This is a nice question. It had me thinking for a bit.
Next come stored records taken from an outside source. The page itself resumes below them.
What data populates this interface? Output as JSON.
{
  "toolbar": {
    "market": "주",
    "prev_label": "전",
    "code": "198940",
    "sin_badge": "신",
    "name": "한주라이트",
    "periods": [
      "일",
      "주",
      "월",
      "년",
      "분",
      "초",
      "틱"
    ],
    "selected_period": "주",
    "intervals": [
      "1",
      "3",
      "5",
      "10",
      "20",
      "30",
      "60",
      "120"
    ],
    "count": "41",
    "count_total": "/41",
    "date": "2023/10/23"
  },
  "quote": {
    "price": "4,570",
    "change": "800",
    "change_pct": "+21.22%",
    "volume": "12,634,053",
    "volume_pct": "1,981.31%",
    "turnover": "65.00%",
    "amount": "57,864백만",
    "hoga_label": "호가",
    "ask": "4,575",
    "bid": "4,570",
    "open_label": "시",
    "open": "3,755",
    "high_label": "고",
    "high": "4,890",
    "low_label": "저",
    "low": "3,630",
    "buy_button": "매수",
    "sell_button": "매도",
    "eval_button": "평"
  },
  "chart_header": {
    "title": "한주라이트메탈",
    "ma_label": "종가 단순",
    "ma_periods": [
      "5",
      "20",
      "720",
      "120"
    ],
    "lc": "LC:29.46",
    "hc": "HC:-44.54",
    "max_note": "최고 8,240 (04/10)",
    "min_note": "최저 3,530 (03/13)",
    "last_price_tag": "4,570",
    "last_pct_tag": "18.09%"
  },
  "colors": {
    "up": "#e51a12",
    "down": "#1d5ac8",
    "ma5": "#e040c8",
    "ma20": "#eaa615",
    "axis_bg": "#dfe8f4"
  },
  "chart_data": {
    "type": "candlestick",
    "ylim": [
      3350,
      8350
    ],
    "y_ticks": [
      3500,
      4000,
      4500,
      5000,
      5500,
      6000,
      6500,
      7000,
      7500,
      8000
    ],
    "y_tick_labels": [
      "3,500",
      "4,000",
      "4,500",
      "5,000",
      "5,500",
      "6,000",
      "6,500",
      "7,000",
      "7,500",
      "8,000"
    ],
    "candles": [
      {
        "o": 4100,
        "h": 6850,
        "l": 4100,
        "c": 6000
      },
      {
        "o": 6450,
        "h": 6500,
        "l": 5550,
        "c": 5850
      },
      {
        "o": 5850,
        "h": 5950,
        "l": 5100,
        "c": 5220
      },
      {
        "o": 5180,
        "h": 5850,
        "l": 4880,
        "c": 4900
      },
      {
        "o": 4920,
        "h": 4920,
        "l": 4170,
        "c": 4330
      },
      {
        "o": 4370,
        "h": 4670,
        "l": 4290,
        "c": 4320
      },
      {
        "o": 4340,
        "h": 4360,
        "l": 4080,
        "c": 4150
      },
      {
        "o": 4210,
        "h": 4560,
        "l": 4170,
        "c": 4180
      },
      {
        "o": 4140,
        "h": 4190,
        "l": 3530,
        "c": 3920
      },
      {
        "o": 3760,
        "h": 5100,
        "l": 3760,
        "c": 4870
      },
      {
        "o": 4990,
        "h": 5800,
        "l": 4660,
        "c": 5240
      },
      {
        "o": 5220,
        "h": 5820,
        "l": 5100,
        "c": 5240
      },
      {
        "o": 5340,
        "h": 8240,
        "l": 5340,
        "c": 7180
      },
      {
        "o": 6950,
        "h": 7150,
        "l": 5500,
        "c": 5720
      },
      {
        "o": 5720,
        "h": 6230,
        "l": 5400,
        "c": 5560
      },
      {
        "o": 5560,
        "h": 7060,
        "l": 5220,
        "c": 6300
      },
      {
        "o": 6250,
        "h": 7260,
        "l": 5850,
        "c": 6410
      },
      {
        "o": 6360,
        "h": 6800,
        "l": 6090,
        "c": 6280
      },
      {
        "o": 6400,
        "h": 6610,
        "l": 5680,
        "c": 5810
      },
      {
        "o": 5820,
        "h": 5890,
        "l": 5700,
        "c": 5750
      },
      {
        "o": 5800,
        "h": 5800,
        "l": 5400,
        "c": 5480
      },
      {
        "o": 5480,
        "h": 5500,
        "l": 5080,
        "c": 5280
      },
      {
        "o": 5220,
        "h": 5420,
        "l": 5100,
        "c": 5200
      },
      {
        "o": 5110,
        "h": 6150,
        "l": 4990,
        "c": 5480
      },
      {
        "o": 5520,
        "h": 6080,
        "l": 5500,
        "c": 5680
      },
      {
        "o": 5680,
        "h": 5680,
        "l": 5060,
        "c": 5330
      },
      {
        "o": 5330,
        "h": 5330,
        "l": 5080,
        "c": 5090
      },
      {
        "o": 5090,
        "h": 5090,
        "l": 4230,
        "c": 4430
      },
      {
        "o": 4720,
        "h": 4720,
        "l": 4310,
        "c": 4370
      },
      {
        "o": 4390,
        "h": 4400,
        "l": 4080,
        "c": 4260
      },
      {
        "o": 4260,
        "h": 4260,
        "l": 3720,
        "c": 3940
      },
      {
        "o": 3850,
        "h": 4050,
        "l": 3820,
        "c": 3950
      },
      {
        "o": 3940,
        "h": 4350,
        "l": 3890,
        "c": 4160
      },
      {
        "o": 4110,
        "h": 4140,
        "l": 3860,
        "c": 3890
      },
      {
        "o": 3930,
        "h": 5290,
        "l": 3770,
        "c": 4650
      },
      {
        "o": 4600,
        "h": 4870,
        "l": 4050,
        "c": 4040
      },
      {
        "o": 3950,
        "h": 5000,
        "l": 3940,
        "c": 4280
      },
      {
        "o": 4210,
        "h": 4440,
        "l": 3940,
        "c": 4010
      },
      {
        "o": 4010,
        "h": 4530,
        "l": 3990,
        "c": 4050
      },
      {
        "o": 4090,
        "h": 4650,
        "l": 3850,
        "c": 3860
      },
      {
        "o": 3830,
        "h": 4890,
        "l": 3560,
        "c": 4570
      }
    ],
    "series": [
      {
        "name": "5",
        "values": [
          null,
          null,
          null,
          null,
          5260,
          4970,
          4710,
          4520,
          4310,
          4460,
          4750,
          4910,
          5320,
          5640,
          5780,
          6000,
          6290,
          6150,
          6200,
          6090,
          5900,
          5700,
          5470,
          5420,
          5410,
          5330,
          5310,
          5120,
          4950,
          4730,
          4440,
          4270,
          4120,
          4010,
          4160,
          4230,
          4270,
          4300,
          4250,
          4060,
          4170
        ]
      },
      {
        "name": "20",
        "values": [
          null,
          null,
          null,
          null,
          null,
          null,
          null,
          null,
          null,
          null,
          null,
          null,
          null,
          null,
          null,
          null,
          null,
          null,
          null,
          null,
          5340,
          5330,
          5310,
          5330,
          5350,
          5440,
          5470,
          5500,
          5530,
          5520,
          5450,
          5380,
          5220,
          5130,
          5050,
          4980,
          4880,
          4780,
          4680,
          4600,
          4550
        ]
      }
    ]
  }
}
So let's see what's going on here.
sizeof(i) returns the size of the variable i. This wold typically be 4 bytes as int typically means a 32-bit integral number.
so your loop would be this
for (i = -1; i < 4; i++)
So why do we not enter the loop?
It is, because we have forgotten about types!
i is of type signed 32-bit int.
sizeof(i) returns a type size_t, which is typically an unsigned 64-bit int.
The computer cannot compare signed and unsigned types without casting one to the other and since the unsigned 64-bit int is larger than the signed 32-bit int, that will be the type.
So the loop actually looks like this:
for (int i = -1; (unsigned long int)i < 4ul; i++)
4ul is the numeric literal 4 with the type of unsigned long int.
So the question is, what happens when you cast a signed int to an unsigned long int?
-1 is 0xFFFFFFFF (See how signed numbers work.)
But if you look at 0xFFFFFFFF as an unsigned number, then it is 4,294,967,295.
So the loop really is
for (i = 4294967295; i < 4; i++)
Now, it's not surprising that we never enter the body of the loop.
I hope this helped. Keep on coding! :)